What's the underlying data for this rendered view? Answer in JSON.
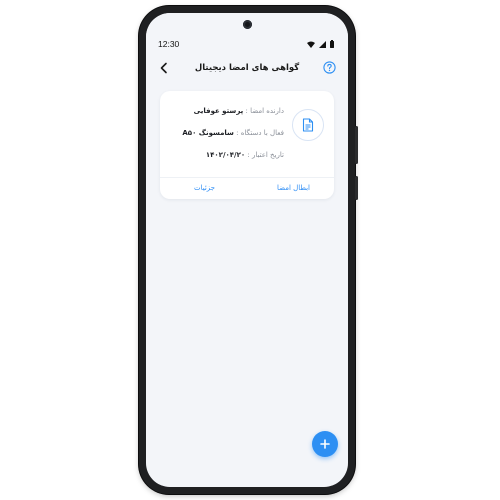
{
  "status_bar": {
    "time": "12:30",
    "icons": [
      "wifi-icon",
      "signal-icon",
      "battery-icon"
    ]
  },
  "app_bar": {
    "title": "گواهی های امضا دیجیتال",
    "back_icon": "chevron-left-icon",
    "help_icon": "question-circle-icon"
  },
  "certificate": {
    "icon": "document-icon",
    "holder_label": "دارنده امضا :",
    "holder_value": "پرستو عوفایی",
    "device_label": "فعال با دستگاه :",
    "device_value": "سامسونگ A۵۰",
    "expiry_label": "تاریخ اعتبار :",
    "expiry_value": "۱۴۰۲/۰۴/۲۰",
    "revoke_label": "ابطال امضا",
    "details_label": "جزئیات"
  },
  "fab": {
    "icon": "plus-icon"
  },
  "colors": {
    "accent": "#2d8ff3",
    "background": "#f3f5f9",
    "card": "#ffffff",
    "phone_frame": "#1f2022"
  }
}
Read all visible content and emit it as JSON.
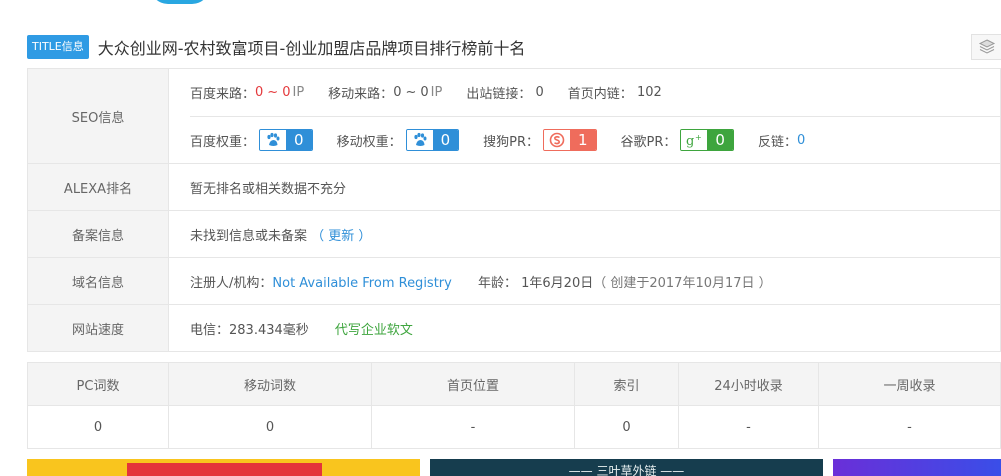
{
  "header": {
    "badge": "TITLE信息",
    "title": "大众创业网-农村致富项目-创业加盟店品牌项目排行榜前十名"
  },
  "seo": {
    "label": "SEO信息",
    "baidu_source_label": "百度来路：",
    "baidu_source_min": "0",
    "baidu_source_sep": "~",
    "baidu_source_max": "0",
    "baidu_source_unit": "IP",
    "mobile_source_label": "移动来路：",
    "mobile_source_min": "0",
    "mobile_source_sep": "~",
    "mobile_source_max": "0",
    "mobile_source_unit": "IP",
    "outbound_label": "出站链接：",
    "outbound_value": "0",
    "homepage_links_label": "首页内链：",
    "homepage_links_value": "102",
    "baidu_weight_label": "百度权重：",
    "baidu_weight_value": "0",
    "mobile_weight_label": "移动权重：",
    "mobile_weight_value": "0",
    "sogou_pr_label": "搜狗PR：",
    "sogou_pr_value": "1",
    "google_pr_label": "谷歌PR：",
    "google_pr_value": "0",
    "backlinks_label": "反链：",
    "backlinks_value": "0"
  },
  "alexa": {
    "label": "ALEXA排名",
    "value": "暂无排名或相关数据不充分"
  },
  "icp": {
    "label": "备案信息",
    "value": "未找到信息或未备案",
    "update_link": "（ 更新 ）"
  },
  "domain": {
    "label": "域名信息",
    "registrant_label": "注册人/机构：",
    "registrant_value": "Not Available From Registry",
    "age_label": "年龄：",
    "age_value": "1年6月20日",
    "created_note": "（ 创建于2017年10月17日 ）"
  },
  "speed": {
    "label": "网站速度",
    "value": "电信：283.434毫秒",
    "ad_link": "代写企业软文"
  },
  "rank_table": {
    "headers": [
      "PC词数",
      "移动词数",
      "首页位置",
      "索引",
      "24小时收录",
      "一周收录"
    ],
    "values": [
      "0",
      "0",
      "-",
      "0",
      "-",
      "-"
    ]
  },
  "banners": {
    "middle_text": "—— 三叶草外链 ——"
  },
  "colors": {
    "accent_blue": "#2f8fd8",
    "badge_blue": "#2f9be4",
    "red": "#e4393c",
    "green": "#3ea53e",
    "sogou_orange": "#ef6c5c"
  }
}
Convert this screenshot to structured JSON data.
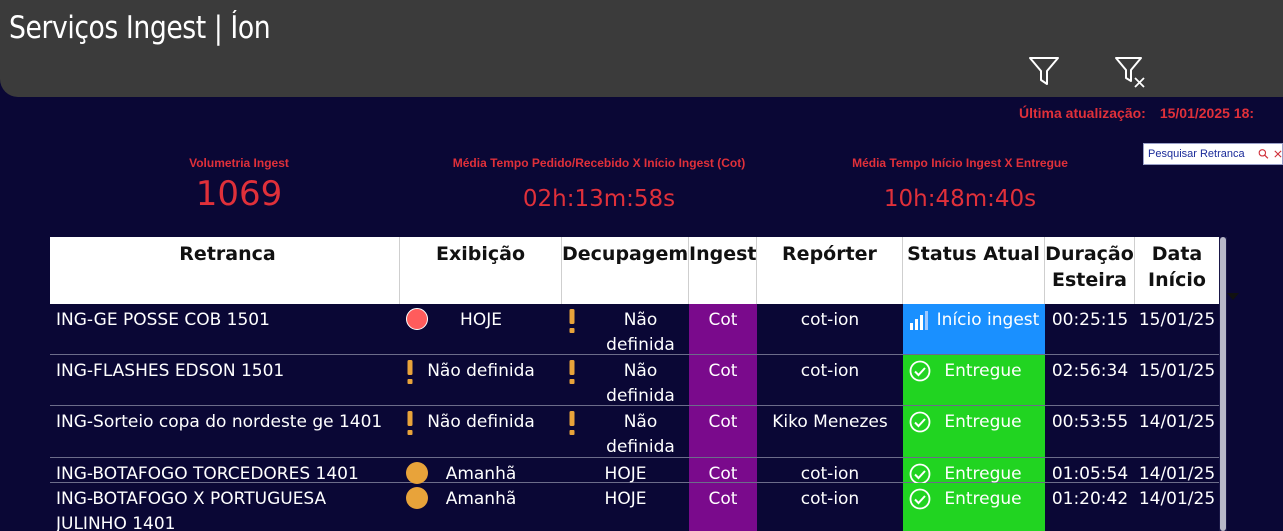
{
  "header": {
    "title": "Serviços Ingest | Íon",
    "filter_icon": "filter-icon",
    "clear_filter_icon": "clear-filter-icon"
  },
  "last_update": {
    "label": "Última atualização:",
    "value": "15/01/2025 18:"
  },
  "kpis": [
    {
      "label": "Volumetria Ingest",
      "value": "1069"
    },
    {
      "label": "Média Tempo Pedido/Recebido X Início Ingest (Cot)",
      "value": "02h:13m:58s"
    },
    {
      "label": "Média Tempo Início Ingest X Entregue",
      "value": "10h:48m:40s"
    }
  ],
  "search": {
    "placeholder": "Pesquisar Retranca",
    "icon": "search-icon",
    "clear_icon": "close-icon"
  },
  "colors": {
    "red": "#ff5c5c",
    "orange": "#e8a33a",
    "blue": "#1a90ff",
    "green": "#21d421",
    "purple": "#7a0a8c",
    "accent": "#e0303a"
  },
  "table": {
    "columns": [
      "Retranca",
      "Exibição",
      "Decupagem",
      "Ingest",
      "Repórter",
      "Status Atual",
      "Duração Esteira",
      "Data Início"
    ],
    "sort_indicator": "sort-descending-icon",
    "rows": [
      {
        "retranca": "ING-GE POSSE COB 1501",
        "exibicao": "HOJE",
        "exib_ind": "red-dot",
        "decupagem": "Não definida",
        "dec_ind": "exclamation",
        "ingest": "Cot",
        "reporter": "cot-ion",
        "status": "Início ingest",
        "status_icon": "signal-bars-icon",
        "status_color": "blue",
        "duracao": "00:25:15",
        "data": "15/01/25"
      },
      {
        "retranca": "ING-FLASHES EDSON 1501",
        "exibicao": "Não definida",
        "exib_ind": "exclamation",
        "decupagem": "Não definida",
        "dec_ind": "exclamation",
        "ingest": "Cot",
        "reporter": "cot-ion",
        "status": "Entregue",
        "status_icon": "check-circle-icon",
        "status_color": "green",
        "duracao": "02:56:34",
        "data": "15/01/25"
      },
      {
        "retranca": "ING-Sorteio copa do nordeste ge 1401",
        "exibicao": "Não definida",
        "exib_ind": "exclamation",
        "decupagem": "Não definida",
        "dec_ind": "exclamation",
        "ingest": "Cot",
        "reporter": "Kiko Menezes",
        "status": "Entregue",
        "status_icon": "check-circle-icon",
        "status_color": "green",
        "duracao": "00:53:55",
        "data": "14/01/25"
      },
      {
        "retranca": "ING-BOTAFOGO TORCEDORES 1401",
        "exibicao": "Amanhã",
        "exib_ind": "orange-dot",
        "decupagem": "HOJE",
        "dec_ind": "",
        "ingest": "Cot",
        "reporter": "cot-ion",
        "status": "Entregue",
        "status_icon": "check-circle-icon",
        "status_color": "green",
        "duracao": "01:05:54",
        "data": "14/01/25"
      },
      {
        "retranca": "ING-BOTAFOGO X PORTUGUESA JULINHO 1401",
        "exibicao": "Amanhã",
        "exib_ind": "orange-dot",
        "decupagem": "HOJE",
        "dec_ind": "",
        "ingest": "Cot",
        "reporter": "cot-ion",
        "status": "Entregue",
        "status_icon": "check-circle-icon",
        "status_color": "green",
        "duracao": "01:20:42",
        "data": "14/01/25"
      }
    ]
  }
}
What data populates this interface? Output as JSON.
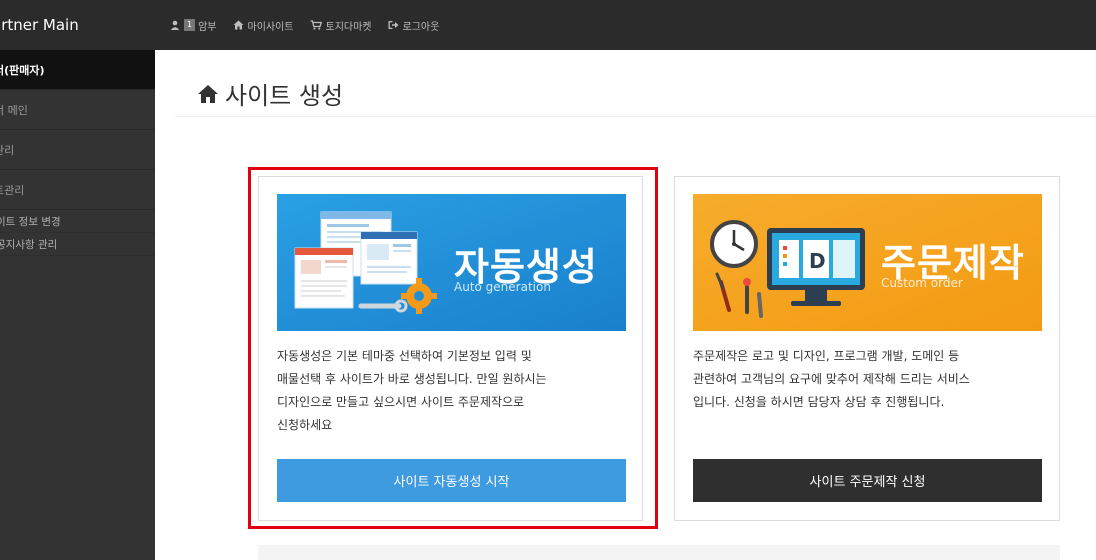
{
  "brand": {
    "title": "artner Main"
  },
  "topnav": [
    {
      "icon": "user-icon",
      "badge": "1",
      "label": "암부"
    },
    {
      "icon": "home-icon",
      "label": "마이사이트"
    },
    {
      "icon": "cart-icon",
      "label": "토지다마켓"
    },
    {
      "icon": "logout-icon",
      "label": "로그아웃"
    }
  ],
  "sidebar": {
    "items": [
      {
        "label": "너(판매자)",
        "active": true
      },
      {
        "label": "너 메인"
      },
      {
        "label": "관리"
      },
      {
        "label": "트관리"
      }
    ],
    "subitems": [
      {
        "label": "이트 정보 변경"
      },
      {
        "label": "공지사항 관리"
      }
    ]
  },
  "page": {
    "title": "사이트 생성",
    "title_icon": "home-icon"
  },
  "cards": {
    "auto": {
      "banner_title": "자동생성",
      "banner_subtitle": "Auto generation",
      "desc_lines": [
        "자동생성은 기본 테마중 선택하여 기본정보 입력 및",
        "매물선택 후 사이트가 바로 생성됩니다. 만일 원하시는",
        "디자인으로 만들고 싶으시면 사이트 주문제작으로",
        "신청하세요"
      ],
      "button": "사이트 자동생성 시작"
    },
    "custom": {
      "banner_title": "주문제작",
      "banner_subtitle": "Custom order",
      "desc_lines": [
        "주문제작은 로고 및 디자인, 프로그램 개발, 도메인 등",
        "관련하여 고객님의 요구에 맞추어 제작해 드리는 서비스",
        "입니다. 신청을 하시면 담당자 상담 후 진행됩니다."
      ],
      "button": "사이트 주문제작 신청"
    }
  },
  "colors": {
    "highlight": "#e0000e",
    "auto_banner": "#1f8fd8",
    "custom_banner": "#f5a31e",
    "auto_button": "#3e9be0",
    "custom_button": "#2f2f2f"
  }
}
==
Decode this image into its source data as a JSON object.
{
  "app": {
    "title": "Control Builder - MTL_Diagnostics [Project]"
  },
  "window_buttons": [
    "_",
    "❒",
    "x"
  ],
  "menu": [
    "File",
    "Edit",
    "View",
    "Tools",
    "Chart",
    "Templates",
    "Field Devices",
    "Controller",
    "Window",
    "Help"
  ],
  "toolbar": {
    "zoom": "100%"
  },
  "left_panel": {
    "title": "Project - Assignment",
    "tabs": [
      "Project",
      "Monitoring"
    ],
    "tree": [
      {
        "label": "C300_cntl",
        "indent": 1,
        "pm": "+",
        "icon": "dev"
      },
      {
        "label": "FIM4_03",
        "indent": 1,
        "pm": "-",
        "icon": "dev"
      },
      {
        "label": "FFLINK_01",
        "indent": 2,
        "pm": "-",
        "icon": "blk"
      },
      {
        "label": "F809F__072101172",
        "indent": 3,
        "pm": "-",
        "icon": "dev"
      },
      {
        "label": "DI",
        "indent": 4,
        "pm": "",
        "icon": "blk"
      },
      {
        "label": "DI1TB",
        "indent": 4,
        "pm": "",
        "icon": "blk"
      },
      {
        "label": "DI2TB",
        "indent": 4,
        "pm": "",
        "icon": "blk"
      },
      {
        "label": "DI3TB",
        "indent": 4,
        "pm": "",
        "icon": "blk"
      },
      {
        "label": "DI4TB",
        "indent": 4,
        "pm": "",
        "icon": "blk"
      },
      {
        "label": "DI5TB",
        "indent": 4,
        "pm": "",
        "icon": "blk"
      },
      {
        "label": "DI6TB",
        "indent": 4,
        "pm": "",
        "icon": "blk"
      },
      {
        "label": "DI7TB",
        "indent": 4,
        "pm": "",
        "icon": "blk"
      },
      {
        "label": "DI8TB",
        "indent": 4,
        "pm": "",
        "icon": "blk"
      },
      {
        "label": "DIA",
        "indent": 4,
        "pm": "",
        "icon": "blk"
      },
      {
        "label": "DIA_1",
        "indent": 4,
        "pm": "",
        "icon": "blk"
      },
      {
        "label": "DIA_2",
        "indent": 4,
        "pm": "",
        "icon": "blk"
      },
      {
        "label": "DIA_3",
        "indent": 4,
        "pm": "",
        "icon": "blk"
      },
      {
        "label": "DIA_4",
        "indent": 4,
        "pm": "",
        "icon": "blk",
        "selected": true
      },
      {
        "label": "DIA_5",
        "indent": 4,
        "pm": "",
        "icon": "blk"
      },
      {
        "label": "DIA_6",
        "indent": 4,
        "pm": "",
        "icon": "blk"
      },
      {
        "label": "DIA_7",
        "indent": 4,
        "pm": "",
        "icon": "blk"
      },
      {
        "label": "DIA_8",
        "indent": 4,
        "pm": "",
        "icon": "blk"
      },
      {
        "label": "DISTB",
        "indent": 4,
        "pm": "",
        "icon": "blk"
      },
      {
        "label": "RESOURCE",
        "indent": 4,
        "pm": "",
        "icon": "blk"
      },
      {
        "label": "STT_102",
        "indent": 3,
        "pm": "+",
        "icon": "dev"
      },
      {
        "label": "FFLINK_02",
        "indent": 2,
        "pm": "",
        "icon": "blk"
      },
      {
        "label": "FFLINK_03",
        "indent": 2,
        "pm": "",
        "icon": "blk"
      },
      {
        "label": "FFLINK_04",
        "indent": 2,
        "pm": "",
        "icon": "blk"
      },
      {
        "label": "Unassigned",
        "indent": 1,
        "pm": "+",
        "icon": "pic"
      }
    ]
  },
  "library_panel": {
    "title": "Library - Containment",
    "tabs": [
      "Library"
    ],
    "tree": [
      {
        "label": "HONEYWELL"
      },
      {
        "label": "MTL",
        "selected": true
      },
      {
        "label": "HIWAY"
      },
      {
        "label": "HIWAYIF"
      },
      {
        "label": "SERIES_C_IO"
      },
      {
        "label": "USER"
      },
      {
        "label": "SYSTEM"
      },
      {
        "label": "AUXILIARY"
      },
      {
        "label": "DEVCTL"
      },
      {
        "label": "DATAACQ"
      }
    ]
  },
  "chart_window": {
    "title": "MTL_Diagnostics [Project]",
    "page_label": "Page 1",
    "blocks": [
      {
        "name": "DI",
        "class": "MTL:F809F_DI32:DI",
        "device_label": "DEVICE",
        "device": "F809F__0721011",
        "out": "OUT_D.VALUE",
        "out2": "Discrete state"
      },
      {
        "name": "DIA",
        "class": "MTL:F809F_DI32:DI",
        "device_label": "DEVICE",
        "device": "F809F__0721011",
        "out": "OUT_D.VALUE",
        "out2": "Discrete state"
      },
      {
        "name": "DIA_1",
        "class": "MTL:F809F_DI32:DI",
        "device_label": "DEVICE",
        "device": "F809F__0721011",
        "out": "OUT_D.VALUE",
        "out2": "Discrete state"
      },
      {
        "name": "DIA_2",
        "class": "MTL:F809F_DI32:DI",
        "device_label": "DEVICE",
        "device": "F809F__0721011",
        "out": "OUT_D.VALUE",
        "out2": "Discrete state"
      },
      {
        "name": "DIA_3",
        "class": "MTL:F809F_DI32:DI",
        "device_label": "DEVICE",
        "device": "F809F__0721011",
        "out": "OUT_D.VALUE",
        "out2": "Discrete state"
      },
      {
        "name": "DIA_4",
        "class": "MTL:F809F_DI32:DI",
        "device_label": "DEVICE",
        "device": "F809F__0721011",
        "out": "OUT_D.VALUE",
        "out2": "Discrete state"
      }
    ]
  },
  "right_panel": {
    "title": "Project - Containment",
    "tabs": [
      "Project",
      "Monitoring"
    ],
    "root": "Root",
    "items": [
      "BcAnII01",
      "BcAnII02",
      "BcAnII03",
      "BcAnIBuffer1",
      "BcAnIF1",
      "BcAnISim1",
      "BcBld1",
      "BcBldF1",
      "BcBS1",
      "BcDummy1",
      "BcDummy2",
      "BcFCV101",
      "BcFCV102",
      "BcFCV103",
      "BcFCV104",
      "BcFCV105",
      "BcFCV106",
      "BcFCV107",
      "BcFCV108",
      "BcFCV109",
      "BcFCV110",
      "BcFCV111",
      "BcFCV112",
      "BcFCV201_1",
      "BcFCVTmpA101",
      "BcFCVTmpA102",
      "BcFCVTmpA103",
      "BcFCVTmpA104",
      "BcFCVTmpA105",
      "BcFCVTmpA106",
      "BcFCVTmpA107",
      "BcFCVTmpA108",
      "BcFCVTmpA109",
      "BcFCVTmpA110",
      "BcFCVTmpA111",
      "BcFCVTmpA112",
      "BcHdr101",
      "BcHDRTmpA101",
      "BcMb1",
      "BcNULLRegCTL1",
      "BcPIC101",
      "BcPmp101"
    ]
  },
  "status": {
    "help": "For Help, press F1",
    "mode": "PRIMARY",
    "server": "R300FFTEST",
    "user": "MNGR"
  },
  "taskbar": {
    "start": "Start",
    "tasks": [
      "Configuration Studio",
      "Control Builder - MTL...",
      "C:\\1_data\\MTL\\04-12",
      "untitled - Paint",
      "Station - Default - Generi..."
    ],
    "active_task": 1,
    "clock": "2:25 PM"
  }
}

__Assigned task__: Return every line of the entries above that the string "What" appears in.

__Written solution__:
What's the underlying data for this rendered view? Answer in JSON.
What data populates this interface? Output as JSON.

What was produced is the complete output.